Anyone who saw the USA’s 3-1 win against Australia at the Women’s World Cup on Monday saw the qualities that Hope Solo brings to Jill Ellis’ team. In a poor first half for the U.S. women, the 33-year-old goalkeeper made three world-class saves to deny the punchy Aussies in a game that might have turned out very differently had it not been for her.
By many accounts, Solo is the best female goalkeeper in the world, which makes her one of if not the most recognizable players in the USA squad alongside Abby Wambach and Alex Morgan. Her quality and her confidence in her abilities have never been an issue. Her off-field behavior, on the other hand, is a different story.

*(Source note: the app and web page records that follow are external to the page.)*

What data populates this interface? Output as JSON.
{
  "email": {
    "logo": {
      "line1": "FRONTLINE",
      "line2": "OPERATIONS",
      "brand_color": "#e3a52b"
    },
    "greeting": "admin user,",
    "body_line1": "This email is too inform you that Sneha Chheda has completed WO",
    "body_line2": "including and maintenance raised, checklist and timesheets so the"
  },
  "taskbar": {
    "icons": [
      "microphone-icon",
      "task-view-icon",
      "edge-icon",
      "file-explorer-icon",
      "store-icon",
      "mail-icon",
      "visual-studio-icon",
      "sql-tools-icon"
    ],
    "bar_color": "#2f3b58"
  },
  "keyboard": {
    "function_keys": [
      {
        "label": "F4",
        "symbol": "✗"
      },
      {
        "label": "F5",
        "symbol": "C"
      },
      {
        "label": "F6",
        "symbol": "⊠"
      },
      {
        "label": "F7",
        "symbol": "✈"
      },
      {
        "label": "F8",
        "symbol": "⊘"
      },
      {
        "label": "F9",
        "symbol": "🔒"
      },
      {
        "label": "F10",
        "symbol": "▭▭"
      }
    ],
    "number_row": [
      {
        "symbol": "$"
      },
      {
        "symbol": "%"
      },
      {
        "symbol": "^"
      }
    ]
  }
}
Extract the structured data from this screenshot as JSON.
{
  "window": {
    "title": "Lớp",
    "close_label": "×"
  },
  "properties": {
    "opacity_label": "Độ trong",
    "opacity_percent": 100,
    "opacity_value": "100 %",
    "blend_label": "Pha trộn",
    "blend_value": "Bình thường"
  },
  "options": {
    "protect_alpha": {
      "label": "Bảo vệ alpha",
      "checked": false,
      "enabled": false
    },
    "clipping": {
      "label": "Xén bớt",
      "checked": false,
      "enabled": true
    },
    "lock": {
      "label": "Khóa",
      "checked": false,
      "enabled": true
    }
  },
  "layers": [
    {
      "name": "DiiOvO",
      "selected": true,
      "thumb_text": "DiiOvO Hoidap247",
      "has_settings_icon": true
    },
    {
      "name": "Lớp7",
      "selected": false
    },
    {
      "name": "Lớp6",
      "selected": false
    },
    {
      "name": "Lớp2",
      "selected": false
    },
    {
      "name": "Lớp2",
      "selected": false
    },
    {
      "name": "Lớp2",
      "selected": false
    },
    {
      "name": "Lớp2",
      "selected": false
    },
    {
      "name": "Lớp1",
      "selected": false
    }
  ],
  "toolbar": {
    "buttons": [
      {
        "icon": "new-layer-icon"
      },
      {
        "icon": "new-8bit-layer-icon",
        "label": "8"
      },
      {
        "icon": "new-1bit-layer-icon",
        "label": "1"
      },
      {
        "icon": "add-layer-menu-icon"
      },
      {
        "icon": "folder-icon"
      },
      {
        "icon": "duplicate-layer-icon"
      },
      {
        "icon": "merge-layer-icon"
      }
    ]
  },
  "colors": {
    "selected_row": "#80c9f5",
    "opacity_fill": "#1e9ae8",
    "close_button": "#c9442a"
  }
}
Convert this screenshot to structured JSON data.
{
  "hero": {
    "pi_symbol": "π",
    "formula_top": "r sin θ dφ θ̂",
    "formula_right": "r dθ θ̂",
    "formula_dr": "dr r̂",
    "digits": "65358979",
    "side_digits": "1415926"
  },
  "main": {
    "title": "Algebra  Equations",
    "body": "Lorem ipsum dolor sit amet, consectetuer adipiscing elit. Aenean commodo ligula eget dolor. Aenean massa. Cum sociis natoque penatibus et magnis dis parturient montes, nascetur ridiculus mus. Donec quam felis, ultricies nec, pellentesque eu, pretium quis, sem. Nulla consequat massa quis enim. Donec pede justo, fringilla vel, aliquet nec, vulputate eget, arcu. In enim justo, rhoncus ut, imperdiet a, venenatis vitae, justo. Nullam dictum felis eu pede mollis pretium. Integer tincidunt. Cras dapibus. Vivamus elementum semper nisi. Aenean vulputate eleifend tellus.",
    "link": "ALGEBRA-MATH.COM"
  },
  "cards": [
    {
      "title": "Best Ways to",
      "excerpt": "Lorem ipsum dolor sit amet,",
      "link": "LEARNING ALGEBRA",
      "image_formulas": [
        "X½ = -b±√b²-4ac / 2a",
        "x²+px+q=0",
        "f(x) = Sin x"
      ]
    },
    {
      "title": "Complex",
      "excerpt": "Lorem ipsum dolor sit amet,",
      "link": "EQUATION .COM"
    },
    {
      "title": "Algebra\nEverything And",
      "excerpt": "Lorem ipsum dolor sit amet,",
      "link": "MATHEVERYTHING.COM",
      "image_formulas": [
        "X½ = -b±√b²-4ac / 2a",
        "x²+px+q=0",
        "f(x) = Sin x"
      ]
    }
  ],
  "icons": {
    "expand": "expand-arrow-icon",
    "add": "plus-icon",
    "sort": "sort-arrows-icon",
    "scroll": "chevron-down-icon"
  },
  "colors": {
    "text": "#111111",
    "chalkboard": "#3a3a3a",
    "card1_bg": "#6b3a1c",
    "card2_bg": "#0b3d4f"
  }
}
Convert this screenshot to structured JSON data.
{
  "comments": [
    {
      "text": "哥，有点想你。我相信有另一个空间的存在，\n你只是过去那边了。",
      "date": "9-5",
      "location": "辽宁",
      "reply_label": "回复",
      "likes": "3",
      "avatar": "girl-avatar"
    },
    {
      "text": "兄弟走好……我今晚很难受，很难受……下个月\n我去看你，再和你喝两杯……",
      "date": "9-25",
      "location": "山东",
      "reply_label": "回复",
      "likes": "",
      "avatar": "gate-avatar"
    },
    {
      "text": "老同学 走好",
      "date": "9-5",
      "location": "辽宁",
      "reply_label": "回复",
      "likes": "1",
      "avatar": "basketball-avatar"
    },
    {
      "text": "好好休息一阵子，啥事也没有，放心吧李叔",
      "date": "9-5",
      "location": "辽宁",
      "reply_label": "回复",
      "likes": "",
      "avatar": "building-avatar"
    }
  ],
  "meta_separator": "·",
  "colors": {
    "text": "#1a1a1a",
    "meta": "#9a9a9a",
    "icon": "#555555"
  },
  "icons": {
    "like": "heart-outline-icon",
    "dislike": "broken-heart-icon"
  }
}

By now, just about anyone who is familiar with the U.S. women knows that Solo has been involved in a domestic violence lawsuit. About a year ago, Solo was arrested following a dispute that turned violent at the house of her half-sister, Teresa Obert. While Solo alleges that she was the victim of violence on the part of her 17-year-old nephew, Obert’s son whose name has not been disclosed, Obert and her son tell a very different story.
In February, Solo appeared on the TV show “Good Morning America” to tell her version of what happened. Earlier this week, ESPN’s Outside The Lines, in a lengthy description of the events, attempts to tell the story from Obert and her son’s point of view, while also adding in the details captured from the police report.
To be sure, it sounds really bad. Even if Solo was not, as she claims, the aggressor in the situation, she was certainly involved in what amounts to a family tragedy and worse, a crime.
Of course, both Obert and her son say that Solo is lying. In the report, they claim that she was drunk and belligerent, delivering blows to the head of both her half-sister and nephew.
Due to “procedural grounds,” Solo’s case was thrown out earlier this year by Judge Michael Lambo in Kirkland, Washington, Municipal Court. But, in a rare move that required higher approval, the prosecutors appealed to the Superior Court of Washington, which will now hear the case in September after the prosecution files its argument next month and the defense responds a month later.
Meanwhile, following the publication of Obert’s side of the story by ESPN this week, pundits across the country are up in arms about the (non) role that U.S. Soccer has played in all of this.
In January, before the case was thrown out, the USSF suspended Solo for 30 days. The Seattle Reign, her club team, forced her to sit out one game following her arrest.
Given the harsh allegations directed at Solo, why did the USA No. 1 only get what amounts to a slap on the wrist?
ESPN pundit Keith Olbermann, for one, claims that if Solo was a player in the National Football League, she would have already been suspended by the league until further notice. Instead, she suited up for her country on Monday night and played a pivotal role in securing three points. Not only that, Olbermann says that USSF President Sunil Gulati and USA coach Jill Ellis should all be fired for letting her continue to play.
To be sure, the claims that Obert and her son are both making about Solo are serious -- in fact, they’re almost scary. But, as the ESPN report points out, the Kirkland Municipal court threw out the case partially because Obert and her son were uncooperative.
Now, Off The Post is certainly not a lawyer, but after reading the lengthy ESPN report, it sounds as though this whole case has a big credibility problem. Is Solo lying or are her relatives lying? Given that everyone is pointing fingers at each other and there are no other witnesses other than police reports describing some drunken verbal abuse on the part of Solo, it’s a tough question, but it’s also one for the courts to sort out, not U.S. Soccer. OTP would argue that given the overall lack of clarity here, U.S. Soccer has not necessarily acted irresponsibly in suspending its judgment on the case.
Sure, Solo is an extremely valuable member of the U.S. women’s team, but she’s not so valuable that the USSF needs to keep her at any cost. As horrible as the things described by her family members are, she is, after all, innocent until proven guilty.